Aim of the task
Please copy out every line of the listing below in which the word "thumb" appears.

########################################

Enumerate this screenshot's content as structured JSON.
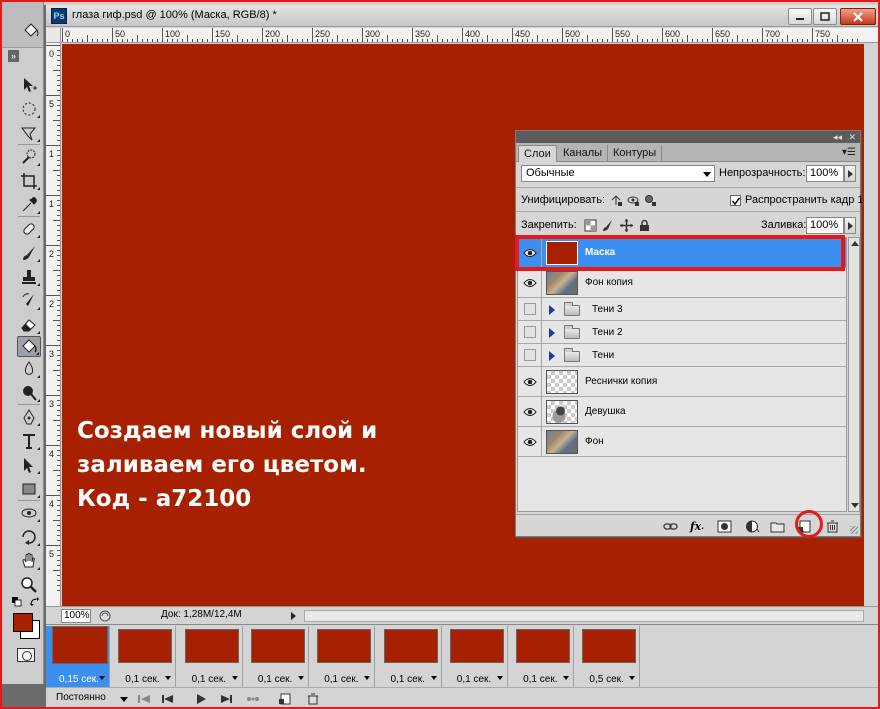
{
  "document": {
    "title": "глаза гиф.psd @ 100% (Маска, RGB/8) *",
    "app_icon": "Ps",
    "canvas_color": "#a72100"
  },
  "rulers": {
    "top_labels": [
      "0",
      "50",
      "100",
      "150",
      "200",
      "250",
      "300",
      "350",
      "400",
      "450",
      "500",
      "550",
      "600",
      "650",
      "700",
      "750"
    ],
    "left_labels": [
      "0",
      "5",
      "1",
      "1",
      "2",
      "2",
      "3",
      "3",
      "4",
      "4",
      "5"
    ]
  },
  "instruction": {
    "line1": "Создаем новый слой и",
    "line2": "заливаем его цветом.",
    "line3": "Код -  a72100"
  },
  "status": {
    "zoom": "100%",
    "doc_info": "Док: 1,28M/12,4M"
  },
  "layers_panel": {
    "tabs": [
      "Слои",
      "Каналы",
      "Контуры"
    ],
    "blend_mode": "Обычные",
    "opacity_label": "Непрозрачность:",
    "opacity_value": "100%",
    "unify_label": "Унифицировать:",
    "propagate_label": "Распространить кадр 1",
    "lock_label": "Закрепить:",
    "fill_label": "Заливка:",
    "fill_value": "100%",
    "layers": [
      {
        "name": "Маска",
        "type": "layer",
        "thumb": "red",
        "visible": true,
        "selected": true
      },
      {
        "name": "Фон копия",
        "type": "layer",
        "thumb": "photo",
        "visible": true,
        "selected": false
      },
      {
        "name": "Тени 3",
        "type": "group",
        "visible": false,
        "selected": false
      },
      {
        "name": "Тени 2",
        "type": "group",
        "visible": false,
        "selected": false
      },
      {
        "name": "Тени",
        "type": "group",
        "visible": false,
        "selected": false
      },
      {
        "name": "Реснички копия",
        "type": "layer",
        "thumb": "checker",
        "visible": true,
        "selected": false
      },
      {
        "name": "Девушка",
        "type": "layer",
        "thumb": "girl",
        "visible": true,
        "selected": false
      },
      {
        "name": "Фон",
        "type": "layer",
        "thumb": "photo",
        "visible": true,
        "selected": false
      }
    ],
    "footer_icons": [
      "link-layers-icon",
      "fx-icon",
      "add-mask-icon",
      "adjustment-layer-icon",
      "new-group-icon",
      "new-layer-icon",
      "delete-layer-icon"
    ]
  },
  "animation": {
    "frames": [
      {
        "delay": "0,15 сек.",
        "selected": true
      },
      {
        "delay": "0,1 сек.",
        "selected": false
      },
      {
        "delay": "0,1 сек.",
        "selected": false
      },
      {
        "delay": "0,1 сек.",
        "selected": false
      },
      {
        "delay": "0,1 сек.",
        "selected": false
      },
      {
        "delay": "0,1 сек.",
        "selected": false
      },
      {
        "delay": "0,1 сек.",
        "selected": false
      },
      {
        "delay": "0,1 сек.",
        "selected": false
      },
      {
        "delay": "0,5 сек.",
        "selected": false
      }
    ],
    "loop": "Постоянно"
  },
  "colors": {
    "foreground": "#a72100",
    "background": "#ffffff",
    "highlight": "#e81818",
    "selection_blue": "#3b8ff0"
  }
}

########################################

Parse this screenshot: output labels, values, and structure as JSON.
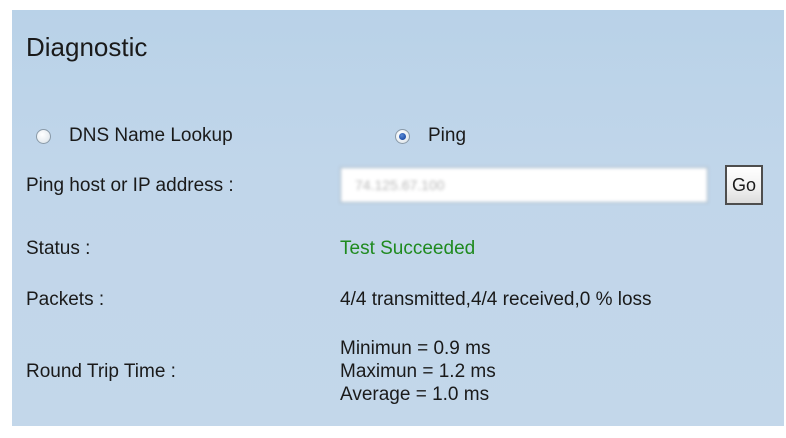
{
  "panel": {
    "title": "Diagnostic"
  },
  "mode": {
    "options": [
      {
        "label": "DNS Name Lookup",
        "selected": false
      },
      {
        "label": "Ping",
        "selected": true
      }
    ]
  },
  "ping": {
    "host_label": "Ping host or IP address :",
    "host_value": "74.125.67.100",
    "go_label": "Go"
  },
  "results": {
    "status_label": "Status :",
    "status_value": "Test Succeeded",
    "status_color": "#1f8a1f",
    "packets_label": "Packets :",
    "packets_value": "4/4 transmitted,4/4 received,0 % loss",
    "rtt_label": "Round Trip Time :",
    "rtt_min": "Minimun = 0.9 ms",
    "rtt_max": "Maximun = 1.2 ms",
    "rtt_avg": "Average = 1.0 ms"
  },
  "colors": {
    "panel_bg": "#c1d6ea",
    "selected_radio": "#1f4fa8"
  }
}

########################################

Expected output
        "thumb": "red",
        "thumb": "photo",
        "thumb": "checker",
        "thumb": "girl",
        "thumb": "photo",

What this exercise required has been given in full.